**PROBLEM TO SOLVE:**
Where a line holds the word "title", copy that line from the data below.

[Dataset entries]
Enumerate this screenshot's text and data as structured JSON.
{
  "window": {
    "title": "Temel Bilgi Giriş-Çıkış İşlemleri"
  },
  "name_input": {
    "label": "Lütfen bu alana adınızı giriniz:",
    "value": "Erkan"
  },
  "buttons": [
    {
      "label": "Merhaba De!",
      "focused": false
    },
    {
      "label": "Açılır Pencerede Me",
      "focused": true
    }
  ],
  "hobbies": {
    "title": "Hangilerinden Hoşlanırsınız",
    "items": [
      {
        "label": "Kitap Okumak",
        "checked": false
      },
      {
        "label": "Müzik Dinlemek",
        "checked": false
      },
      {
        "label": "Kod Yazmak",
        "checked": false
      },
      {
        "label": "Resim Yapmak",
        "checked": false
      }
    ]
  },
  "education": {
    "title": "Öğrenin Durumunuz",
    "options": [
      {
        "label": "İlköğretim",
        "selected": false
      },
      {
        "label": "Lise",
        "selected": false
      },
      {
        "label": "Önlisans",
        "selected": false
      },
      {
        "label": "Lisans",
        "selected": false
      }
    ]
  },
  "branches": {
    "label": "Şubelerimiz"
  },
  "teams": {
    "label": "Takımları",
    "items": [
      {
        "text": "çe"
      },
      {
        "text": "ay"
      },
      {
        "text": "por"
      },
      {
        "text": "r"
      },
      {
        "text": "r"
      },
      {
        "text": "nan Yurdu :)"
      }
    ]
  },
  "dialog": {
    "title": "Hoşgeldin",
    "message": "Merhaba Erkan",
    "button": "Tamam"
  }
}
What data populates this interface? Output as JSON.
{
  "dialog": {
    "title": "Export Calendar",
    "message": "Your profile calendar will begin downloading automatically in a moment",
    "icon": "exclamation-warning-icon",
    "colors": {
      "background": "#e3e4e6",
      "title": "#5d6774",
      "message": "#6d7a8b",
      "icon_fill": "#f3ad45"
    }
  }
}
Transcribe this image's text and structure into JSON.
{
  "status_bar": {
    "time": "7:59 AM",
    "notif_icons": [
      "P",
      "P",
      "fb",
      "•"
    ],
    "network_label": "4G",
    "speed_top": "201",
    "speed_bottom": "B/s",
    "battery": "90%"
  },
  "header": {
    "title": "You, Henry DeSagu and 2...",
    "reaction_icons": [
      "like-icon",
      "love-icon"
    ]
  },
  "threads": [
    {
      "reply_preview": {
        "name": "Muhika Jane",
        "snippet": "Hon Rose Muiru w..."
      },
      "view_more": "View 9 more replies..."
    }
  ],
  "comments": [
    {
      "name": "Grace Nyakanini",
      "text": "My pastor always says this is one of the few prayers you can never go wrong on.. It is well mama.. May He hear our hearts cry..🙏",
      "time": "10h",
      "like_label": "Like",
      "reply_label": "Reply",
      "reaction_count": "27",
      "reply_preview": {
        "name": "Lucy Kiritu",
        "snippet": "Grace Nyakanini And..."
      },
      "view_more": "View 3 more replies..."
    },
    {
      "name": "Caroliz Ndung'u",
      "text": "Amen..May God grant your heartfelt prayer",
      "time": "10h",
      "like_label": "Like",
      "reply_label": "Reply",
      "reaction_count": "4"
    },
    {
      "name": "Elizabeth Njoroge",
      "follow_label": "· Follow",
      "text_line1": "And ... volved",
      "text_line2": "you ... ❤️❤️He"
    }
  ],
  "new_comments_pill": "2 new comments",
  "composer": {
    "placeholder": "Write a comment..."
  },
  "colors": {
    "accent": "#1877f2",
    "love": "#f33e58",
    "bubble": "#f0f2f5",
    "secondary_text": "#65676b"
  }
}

**SOLUTION:**
    "title": "Temel Bilgi Giriş-Çıkış İşlemleri"
    "title": "Hangilerinden Hoşlanırsınız",
    "title": "Öğrenin Durumunuz",
    "title": "Hoşgeldin",
    "title": "Export Calendar",
      "title": "#5d6774",
    "title": "You, Henry DeSagu and 2...",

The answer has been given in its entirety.